## To do
Below are records; count the lines in them that hold "true" and give only the count.

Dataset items
--- --- ---

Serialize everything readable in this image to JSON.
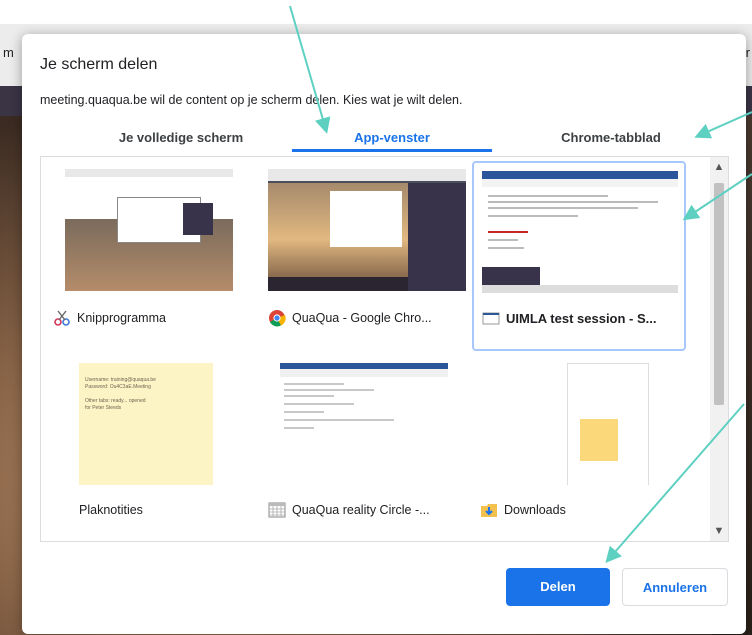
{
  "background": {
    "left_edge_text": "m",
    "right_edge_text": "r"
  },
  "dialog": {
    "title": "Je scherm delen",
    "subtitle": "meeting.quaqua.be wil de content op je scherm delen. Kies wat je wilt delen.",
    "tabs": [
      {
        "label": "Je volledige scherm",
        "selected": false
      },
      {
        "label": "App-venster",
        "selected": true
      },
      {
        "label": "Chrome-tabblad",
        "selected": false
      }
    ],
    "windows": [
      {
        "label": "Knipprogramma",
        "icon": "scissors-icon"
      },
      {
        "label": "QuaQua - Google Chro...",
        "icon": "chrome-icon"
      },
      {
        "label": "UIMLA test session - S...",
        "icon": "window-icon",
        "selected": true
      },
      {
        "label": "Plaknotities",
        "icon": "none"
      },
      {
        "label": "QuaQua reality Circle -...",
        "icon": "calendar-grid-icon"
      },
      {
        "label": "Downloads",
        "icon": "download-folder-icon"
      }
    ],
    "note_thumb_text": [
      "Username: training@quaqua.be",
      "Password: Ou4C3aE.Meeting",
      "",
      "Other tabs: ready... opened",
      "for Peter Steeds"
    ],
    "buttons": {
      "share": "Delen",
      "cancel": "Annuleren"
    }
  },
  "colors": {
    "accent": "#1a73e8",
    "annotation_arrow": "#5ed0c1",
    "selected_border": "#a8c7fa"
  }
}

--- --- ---

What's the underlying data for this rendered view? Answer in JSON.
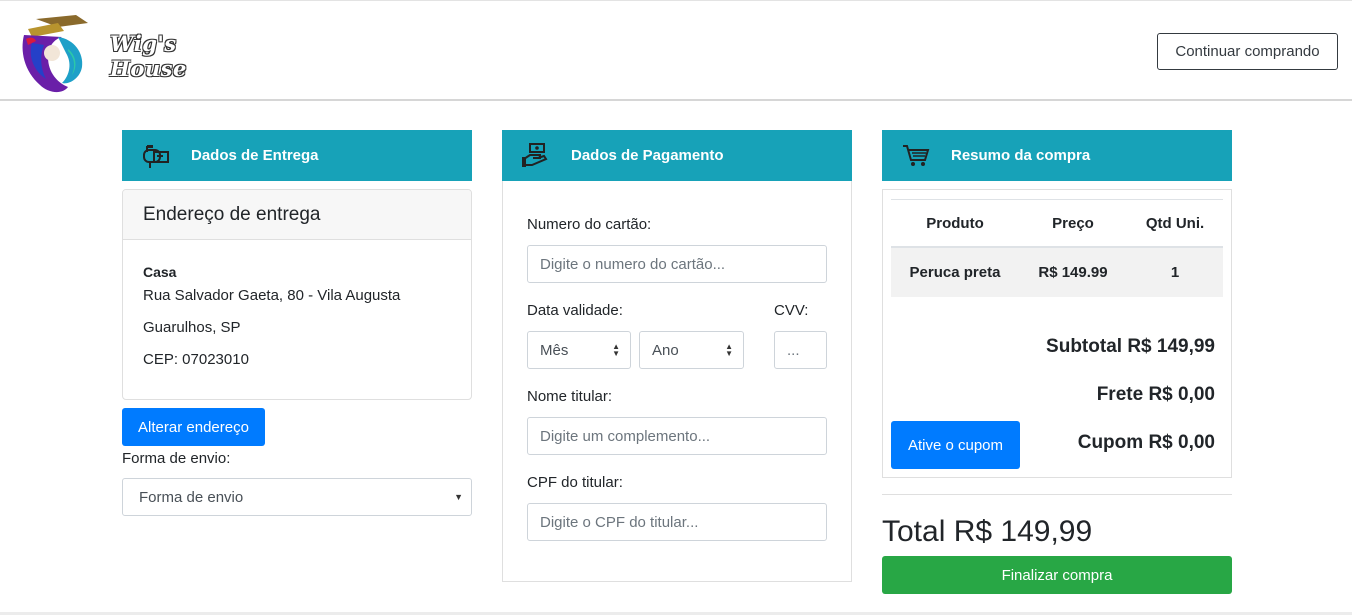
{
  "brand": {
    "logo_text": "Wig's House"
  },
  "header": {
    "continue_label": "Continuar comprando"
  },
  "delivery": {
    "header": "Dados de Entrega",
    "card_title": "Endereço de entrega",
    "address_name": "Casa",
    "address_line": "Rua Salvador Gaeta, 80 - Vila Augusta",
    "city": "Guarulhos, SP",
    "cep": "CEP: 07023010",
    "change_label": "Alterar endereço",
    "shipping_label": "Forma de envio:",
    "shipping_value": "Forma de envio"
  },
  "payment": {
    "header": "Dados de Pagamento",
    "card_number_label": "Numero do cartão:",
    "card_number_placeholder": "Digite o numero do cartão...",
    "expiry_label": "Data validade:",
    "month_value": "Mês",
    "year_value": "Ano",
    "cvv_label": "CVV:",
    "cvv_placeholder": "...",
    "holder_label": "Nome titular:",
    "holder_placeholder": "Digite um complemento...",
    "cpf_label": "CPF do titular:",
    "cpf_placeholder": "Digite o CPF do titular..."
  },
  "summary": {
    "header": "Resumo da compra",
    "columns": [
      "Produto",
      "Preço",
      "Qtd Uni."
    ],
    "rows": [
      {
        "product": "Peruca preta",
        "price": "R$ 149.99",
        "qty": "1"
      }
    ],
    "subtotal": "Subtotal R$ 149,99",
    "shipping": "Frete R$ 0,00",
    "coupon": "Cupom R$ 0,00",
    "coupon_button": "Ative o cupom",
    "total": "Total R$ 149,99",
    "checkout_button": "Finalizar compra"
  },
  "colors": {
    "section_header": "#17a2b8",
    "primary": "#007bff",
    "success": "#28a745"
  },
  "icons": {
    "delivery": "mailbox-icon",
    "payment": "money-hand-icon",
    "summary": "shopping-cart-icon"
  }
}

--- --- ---

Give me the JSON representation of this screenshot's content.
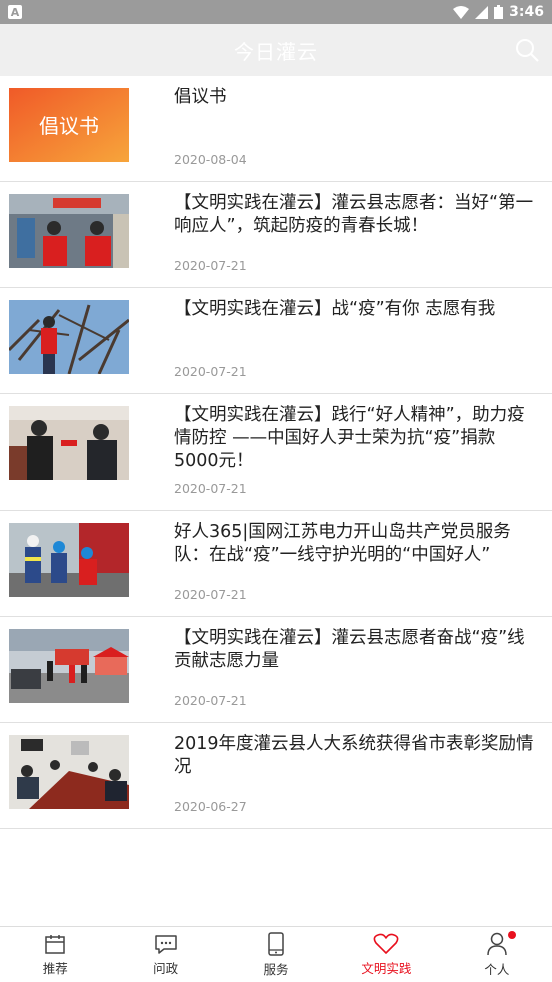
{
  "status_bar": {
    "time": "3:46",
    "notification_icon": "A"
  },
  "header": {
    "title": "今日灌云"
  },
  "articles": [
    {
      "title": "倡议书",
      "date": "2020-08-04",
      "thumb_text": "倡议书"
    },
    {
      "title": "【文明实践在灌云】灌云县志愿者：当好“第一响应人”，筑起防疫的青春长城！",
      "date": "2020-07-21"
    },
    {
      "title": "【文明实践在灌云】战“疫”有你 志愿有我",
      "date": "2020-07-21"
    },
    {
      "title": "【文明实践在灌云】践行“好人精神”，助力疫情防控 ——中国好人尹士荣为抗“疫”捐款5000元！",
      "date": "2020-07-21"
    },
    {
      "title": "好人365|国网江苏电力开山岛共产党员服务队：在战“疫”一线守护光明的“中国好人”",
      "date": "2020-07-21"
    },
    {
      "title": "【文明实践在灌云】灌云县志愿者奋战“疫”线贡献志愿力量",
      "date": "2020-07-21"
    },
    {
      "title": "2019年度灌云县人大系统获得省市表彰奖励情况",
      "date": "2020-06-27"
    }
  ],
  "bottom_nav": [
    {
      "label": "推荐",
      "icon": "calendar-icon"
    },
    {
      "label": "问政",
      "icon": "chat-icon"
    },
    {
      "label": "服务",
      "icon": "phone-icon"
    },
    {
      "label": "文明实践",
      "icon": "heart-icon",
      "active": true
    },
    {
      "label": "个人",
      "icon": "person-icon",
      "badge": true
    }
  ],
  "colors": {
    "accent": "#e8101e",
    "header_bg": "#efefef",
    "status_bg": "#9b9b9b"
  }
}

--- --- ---

## Output of the task
4